VJ:  And that means everyone is thinking in the same way.

“Companies are shocked when I show
them how little cognitive diversity they
really have. Shocked.”

DT:  Exactly. I walk into a room at a Fortune 500 and people might look different and speak differently—but they all think the same way. And that’s largely due to HR recruitment strategies rooted in more of the same. “This is what good looks like. Give me more of that.” Now we know that cognitive diversity is imperative to innovation. To creativity. To workplace culture.

VJ:  It almost seems the Enneagram is a tool for individual self-discovery, but also company self-discovery.

DT:  Yes, companies are shocked when I show them how little cognitive diversity they really have. Shocked. If you’re in a room full of type 8s, you’re going to see a lot of assertive characters.

VJ:  Type 8 is the Protector. They’re all about pursuing the truth and keeping things within their control. Incredibly effective leaders, but they tend to hide their vulnerability.

“Too many businesses are weeding out the exact people they desperately need.”

DT:  Right, the crusader. They’re out for progress, but their motivations can show up as talking over others. A relentless bias to action. Maybe solving for a problem that isn’t even the right one. If you’re missing, for example, heart-centered types, or individualist deep thinkers, that’s a huge deficit.

VJ:  Same thing could happen with too many heart-centered types. A room that’s full of 2 Types, for example.

DT:  That’s going to be a group deeply focused on how people feel. And frankly, worrying too much about hurt feelings and perceptions—to the the point that they never move to action.

VJ:  And you can see how a company might think that approach makes sense—that it’s just more efficient and enjoyable to have like-minded people.

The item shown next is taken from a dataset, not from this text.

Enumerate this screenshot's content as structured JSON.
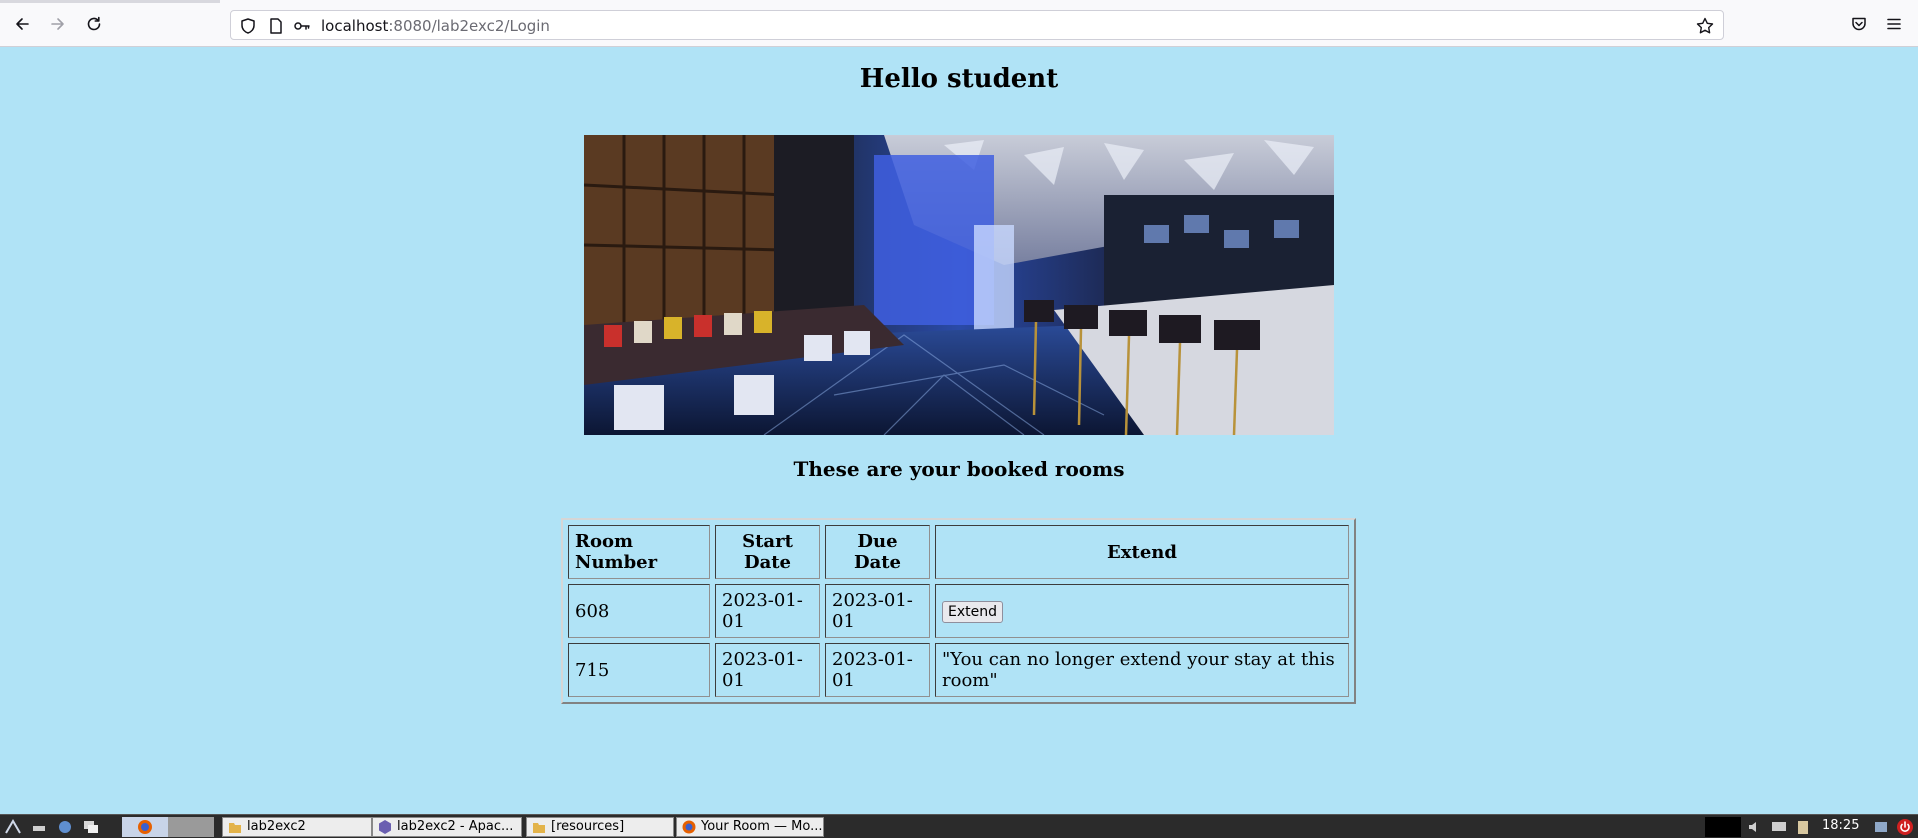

DT:  Absolutely! Otherwise, it’s chaotic and messy, right? But right from the get-go, too many businesses are weeding out the exact people they desperately need.

“Self-awareness is a secret weapon for a workplace.”

VJ:  And tools like the Enneagram can help tame the mess. I know at LPK, it really helps us get underneath the surface of conflict and make sense of people, so you have healthy, transparent discussions. And more transformational results.

DT:  Ideally, a healthy company would have a good balance of all Enneatypes. And you need to keep an eye on the balance not just overall, but on specific teams. The cognitive diversity gained from bringing at least five different styles together will take things so much further, versus a group of people who all approach solutions with the same lens.

VJ:  That self-awareness (and awareness of the group dynamic) is a secret weapon for a workplace.

DT:  It’s an enormous gift to diversify in this way.


Deni Tato is a certified Enneagram teacher, trainer and executive/life coach who is committed to lifelong learning. She continually deepens her knowledge and gifts through her accreditations and continuing education. She’s certified in Spiral Dynamics® and by The Enneagram in Business. Additionally, she serves as a senior member of The Enneagram in Business Network and is an accredited member of the International Enneagram Association. Deni applies her passion, boundless energy and business savvy to help fuel each client’s personal and professional growth.

To learn more about Corporate Consciousnesshead here.

Valerie Jacobs

Chief Marketing Officer Valerie Jacobs’ trend work is grounded in a strategic approach that incorporates research, analysis and translation of data into actionable strategies for consumer brands with the nerve to keep up. Connect with Val on LinkedIn.